According to Greek Prime Minister Kyriakos Mitsotakis, Libya and Greece have agreed on the resumption of bilateral talks to mark out the maritime zones in the Mediterranean Sea between the two countries. The immediate resumption of talks came as the Greek PM met with Mohamed Al-Menfi, the head of Libya’s Presidential Council, in Athens, after a formal visit from the latter.
Following the meeting between the two officials, Mitsotakis has been quoted saying to al-Menfi that Libya will always have a stable friend and ally within the European Union in Greece, so that the North African country can return to a stable and prosperous setting. In return, al-Menfi has emphasized the historical ties and friendship between the two countries and described Greece as Libya’s primary connection to the European Union.
Previous talks between Libya and Greece had broken down following the signing of a maritime agreement between Tripoli and Ankara, back in 2019. After the maritime accord between Libya and Turkey, the ambassador of Libya to Greece was expelled from the country, who also was Mohamed Al-Menfi, and relations between the two eastern Mediterranean countries turned sour. Greece has since demanded the agreement to be dropped.

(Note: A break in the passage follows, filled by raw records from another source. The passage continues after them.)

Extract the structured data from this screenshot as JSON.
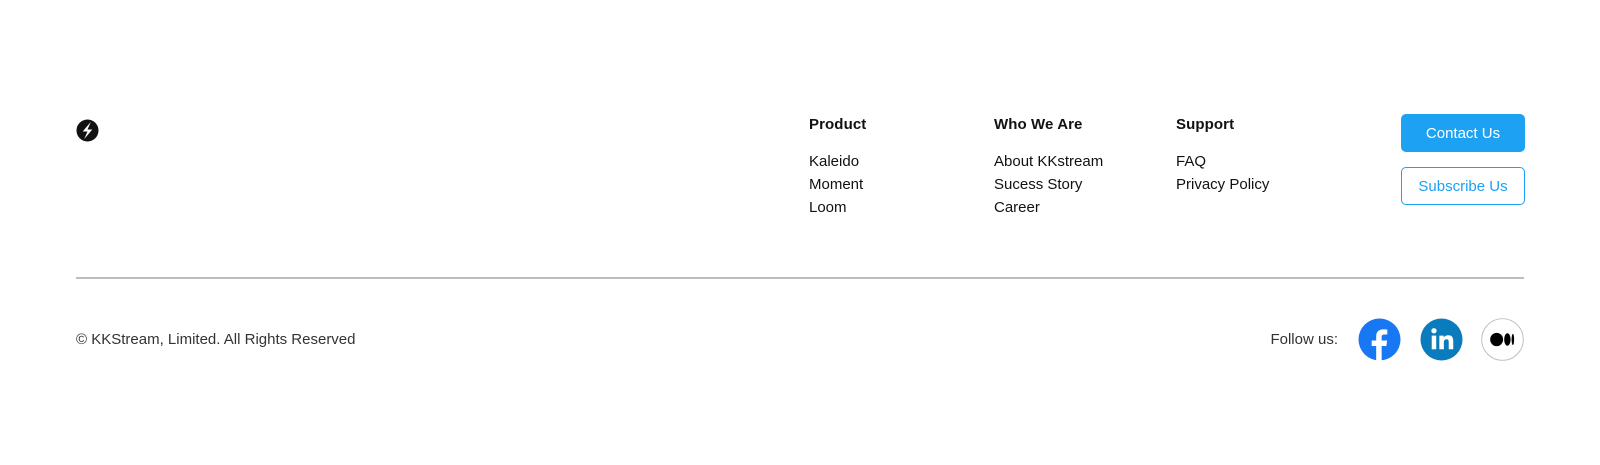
{
  "brand": {
    "logo_icon": "kkstream-logo-icon"
  },
  "nav": {
    "columns": [
      {
        "heading": "Product",
        "items": [
          "Kaleido",
          "Moment",
          "Loom"
        ]
      },
      {
        "heading": "Who We Are",
        "items": [
          "About KKstream",
          "Sucess Story",
          "Career"
        ]
      },
      {
        "heading": "Support",
        "items": [
          "FAQ",
          "Privacy Policy"
        ]
      }
    ]
  },
  "actions": {
    "contact_label": "Contact Us",
    "subscribe_label": "Subscribe Us"
  },
  "bottom": {
    "copyright": "© KKStream, Limited. All Rights Reserved",
    "follow_label": "Follow us:",
    "social": [
      {
        "icon": "facebook-icon",
        "color": "#1877f2"
      },
      {
        "icon": "linkedin-icon",
        "color": "#0a7bbd"
      },
      {
        "icon": "medium-icon",
        "color": "#000000"
      }
    ]
  },
  "colors": {
    "accent": "#1da1f2",
    "divider": "#bdbdbd",
    "text": "#111111"
  }
}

Libya has pointed out its unwillingness to do so.
Prior to the meeting between Libya and Greece, Libyan Prime Minister Abdulhamid Dbeibeh traveled to Ankara on Monday to sign five agreements with Turkish President Recep Tayyip Erdoğan. After the signing of the agreements, President Erdoğan has said that the deal serves both countries’ national interests, and that it is vital to start conversations in the interest of both parties involved.
On Thursday, Greek Foreign Minister Nikos Dendias will visit Turkey for a meeting with his Turkish counterpart in Ankara.